The 2011 paper by Dr. Hoover and colleagues also was the first to assess possible dose-response effects between the amount of DES exposure in utero and the risk of all outcomes by using a unique marker called vaginal epithelial changes (VEC), a phenomenon observed particularly in women exposed to high doses of DES early in gestation. These changes appear as red granular patches in the epithelium of the vagina and represent a precursor to CCA. According to the report in NEJM, women with VEC experienced even higher risks for 9 of the 12 outcomes evaluated than DES-exposed women without VEC.
Findings from the studies of DES-exposed women have provided the impetus and the laboratory model for the current widespread interest in the biologic impact of endocrine disruptors, particularly from fetal and other early-life exposures. “The DES story has many valuable lessons for clinical medicine, in particular for an entire generation of clinicians who, for the most part, have been unaware of this signal event in medical history,” Dr. Hoover noted. These lessons include the value of clinical trials; the special vulnerability of the fetus; the importance of being alert to unusual events and searching for possible causes; and, perhaps most important, the need for systematic long-term surveillance for adverse outcomes of drug exposures. Dr. Hoover further added, “It is clear that without the startling occurrence of a cluster of a rare cancer in adolescent girls, we would be unaware of the massive burden of multiple common adverse health outcomes ultimately endured by DES-exposed women.”
The DES Follow-up Study will continue to follow DES-exposed daughters as they move into the menopausal years and beyond (i.e., the ages when cancers more commonly occur) as well as follow DES-exposed sons.
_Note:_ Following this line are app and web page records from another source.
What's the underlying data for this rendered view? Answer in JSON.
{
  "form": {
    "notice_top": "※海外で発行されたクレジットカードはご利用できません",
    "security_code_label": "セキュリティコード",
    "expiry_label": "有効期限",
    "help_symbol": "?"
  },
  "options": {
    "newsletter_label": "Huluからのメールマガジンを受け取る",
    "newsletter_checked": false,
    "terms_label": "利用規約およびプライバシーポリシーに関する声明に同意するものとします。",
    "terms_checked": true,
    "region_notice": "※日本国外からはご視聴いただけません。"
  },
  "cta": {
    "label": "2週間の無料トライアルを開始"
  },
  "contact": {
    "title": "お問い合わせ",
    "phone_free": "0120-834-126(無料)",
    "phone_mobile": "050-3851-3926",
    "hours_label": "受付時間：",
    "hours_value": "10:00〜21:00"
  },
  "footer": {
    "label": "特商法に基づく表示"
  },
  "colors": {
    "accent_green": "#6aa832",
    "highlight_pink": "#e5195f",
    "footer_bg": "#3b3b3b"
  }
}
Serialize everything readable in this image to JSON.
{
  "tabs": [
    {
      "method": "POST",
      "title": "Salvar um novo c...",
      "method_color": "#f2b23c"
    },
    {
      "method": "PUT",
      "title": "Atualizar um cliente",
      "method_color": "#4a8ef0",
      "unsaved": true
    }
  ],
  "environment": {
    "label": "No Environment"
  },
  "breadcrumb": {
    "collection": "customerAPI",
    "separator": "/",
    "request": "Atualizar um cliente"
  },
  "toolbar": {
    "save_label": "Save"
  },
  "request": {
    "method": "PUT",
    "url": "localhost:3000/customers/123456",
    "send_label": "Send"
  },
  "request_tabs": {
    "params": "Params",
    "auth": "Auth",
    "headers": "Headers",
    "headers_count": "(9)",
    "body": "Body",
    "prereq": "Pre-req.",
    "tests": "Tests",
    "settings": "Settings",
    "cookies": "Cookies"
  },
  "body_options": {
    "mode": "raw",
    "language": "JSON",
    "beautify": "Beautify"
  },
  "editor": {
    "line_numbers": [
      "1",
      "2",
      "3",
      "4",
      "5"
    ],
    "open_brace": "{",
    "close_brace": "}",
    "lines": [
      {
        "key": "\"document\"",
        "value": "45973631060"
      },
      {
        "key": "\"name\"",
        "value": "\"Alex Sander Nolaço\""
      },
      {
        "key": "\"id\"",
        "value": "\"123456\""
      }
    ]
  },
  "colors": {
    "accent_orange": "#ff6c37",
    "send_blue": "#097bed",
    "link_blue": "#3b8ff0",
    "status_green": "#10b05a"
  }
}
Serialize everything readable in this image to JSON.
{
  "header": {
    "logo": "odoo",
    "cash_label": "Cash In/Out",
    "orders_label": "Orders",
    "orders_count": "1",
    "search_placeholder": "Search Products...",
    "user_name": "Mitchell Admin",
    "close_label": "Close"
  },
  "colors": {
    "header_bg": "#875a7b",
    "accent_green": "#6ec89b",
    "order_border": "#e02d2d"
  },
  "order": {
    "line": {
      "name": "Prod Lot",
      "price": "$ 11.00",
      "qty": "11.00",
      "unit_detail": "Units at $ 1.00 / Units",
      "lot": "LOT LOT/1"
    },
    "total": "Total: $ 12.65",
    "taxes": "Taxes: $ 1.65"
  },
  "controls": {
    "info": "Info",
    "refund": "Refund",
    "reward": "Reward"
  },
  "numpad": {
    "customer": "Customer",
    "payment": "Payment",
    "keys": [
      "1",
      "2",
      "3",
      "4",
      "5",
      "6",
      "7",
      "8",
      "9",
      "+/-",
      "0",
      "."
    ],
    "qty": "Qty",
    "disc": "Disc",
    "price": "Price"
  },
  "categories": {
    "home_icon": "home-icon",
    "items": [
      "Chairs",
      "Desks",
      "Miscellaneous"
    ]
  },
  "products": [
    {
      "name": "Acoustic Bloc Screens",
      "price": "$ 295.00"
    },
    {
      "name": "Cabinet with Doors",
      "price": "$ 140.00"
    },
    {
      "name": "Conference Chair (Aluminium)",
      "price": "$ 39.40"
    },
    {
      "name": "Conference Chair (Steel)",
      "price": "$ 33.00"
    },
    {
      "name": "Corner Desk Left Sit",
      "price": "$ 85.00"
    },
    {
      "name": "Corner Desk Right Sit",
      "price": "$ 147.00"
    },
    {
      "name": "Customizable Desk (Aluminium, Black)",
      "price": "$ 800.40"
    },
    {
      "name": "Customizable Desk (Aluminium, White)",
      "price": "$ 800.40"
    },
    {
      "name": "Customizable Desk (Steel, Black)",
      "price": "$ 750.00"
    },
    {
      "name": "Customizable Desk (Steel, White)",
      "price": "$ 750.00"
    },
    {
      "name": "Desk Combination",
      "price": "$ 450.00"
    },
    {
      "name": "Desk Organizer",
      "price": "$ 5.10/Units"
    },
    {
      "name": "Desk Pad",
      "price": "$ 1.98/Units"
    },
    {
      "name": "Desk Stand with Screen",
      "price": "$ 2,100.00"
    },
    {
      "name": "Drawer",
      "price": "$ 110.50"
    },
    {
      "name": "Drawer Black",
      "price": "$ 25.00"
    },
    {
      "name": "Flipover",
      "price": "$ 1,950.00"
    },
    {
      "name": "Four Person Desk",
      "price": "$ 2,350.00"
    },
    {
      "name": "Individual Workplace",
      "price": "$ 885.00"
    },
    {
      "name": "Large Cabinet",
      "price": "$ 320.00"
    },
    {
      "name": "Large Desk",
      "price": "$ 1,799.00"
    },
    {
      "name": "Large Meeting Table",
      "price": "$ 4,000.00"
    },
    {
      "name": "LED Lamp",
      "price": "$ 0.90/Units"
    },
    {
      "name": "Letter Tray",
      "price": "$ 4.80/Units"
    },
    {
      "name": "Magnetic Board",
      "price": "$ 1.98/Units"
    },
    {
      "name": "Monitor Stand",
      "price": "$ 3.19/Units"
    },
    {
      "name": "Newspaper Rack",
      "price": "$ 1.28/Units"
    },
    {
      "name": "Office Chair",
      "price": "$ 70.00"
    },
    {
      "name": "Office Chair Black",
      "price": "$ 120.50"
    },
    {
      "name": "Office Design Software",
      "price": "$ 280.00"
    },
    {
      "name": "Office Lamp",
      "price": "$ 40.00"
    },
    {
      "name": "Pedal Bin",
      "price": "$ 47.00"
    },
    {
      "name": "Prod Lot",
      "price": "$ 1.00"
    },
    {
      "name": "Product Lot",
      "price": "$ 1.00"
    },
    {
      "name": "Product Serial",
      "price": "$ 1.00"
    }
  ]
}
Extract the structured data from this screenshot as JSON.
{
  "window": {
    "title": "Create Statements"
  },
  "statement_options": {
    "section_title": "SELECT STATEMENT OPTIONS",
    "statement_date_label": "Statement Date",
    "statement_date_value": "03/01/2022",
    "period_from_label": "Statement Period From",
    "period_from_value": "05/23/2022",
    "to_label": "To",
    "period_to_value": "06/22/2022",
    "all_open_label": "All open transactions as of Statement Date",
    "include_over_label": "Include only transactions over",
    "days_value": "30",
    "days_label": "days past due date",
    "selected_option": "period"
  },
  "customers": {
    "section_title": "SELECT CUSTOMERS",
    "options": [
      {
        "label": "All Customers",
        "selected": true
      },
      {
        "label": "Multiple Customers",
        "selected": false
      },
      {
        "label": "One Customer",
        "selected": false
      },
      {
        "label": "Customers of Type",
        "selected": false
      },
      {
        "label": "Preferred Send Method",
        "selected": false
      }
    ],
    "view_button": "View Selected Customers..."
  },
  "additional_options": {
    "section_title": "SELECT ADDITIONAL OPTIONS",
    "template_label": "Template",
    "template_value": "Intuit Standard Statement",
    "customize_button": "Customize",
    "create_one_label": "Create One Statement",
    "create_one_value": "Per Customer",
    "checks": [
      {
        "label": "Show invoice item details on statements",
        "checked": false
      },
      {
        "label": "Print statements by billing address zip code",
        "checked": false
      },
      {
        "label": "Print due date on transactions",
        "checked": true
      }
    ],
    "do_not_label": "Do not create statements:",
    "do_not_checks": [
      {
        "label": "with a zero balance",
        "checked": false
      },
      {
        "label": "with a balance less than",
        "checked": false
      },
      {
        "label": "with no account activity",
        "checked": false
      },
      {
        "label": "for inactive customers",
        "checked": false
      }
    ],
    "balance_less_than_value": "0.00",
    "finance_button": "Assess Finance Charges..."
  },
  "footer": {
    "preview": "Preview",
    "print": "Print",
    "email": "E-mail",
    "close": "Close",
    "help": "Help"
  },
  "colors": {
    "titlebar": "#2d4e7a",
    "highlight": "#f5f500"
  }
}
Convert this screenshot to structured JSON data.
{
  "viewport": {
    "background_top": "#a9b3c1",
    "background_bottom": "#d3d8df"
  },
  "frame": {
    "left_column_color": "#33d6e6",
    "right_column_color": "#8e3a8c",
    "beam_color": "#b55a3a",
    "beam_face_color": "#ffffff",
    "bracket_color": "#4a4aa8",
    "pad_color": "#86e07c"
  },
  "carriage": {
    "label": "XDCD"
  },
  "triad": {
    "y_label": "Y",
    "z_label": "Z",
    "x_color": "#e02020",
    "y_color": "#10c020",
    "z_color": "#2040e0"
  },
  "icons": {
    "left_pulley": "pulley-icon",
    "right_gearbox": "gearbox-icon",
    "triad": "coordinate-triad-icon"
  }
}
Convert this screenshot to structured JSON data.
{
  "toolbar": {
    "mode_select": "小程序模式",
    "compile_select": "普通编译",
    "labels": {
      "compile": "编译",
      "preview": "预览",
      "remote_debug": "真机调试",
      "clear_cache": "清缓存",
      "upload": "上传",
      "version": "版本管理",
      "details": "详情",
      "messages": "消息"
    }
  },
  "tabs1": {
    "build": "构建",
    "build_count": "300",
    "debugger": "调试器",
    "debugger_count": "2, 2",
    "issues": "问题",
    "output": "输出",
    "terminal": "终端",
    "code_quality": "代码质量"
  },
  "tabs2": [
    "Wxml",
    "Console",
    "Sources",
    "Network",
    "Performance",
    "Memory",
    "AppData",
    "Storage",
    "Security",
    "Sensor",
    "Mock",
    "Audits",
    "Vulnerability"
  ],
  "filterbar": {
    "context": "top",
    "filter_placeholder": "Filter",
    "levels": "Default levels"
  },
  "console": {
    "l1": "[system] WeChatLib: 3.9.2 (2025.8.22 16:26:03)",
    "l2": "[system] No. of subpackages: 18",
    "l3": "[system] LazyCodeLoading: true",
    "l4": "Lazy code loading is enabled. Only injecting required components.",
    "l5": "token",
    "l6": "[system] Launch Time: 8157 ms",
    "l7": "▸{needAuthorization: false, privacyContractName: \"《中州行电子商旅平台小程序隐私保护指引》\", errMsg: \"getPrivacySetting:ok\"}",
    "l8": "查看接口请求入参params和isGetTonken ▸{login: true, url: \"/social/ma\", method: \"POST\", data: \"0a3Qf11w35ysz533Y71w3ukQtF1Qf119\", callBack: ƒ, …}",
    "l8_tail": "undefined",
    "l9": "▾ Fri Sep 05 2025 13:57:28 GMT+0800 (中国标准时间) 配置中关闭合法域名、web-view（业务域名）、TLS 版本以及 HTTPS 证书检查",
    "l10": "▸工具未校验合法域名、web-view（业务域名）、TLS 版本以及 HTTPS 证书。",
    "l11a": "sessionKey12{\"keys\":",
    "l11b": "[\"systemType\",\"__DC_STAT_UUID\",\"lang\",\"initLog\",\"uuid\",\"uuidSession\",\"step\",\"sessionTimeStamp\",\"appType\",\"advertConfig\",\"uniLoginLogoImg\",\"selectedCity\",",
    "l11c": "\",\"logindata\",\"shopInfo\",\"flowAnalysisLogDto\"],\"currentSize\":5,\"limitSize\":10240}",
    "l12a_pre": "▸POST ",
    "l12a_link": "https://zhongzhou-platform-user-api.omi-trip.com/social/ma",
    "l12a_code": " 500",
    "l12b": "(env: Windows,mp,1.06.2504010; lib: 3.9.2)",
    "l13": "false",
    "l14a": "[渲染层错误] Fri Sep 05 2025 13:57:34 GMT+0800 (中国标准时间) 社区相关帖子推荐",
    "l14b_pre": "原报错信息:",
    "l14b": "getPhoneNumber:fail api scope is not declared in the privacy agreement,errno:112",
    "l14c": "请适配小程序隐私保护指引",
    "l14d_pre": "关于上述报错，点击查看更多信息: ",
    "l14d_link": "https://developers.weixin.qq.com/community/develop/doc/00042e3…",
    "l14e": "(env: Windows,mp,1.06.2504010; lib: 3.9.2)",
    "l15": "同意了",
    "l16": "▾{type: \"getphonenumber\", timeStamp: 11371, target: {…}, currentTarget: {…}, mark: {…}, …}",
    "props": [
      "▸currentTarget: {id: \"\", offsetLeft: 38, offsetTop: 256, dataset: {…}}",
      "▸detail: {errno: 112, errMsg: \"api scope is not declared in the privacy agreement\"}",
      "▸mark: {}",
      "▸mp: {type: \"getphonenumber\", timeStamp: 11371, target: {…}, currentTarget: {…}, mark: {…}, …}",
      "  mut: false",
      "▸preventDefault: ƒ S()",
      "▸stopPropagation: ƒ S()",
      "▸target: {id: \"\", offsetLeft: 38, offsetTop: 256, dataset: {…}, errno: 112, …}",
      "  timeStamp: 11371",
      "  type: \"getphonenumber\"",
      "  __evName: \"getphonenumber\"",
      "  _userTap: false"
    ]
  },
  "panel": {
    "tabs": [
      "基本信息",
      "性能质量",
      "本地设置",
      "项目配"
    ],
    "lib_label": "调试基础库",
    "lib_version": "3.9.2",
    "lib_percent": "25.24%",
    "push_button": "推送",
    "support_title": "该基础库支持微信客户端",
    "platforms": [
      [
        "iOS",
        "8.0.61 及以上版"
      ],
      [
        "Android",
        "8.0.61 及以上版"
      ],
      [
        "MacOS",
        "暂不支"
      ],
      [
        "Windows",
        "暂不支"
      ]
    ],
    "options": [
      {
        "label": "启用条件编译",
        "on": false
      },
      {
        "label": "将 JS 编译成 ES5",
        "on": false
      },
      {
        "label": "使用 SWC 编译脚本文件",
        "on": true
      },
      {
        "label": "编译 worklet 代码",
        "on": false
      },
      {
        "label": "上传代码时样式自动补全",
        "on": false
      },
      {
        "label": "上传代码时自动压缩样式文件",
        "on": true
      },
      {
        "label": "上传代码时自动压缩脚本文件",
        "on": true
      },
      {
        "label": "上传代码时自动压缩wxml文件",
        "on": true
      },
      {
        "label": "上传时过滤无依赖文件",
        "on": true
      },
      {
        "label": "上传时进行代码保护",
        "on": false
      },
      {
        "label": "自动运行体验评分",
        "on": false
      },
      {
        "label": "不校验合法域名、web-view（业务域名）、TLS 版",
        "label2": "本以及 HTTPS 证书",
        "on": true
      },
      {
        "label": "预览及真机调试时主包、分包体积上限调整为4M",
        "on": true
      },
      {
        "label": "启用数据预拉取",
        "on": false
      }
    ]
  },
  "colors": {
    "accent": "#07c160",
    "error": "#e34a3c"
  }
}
In addition, the study recently has expanded to include granddaughters of DES-exposed and non–DES-exposed women, referred to as the “third generation.” Because of the relatively young age of the research participants, these studies will focus on exploring the basis for biological persistence of DES effects across generations.
Read After DES: Tracking the Harms of a Prenatal Drug Exposure in the NCI Cancer Bulletin Archive.
View The DES Story: Lessons Learned, a video produced by the NCI Cancer Bulletin.